MATERIAL FOR THIS TASK.
··········
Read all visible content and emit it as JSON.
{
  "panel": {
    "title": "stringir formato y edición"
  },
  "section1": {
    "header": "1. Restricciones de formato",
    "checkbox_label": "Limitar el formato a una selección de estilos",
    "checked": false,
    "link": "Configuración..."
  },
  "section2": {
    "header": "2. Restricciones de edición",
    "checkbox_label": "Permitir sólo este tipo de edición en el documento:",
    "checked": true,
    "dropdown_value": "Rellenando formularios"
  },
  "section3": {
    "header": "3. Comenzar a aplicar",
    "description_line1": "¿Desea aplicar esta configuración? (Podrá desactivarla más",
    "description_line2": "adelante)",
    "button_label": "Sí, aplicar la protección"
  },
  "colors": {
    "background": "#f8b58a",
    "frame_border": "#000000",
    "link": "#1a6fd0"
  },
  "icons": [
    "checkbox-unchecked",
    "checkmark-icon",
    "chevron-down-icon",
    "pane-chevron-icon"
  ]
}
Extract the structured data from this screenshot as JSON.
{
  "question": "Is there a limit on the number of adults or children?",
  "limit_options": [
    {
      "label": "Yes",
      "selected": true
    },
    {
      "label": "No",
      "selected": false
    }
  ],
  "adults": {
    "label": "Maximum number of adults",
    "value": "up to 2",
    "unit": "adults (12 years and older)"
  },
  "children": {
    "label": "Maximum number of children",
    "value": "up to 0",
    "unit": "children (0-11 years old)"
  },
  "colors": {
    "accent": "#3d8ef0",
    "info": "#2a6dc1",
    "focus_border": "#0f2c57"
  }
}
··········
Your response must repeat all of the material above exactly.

SOLUTION TO THE PROBLEM.
Read all visible content and emit it as JSON.
{
  "panel": {
    "title": "stringir formato y edición"
  },
  "section1": {
    "header": "1. Restricciones de formato",
    "checkbox_label": "Limitar el formato a una selección de estilos",
    "checked": false,
    "link": "Configuración..."
  },
  "section2": {
    "header": "2. Restricciones de edición",
    "checkbox_label": "Permitir sólo este tipo de edición en el documento:",
    "checked": true,
    "dropdown_value": "Rellenando formularios"
  },
  "section3": {
    "header": "3. Comenzar a aplicar",
    "description_line1": "¿Desea aplicar esta configuración? (Podrá desactivarla más",
    "description_line2": "adelante)",
    "button_label": "Sí, aplicar la protección"
  },
  "colors": {
    "background": "#f8b58a",
    "frame_border": "#000000",
    "link": "#1a6fd0"
  },
  "icons": [
    "checkbox-unchecked",
    "checkmark-icon",
    "chevron-down-icon",
    "pane-chevron-icon"
  ]
}
Extract the structured data from this screenshot as JSON.
{
  "question": "Is there a limit on the number of adults or children?",
  "limit_options": [
    {
      "label": "Yes",
      "selected": true
    },
    {
      "label": "No",
      "selected": false
    }
  ],
  "adults": {
    "label": "Maximum number of adults",
    "value": "up to 2",
    "unit": "adults (12 years and older)"
  },
  "children": {
    "label": "Maximum number of children",
    "value": "up to 0",
    "unit": "children (0-11 years old)"
  },
  "colors": {
    "accent": "#3d8ef0",
    "info": "#2a6dc1",
    "focus_border": "#0f2c57"
  }
}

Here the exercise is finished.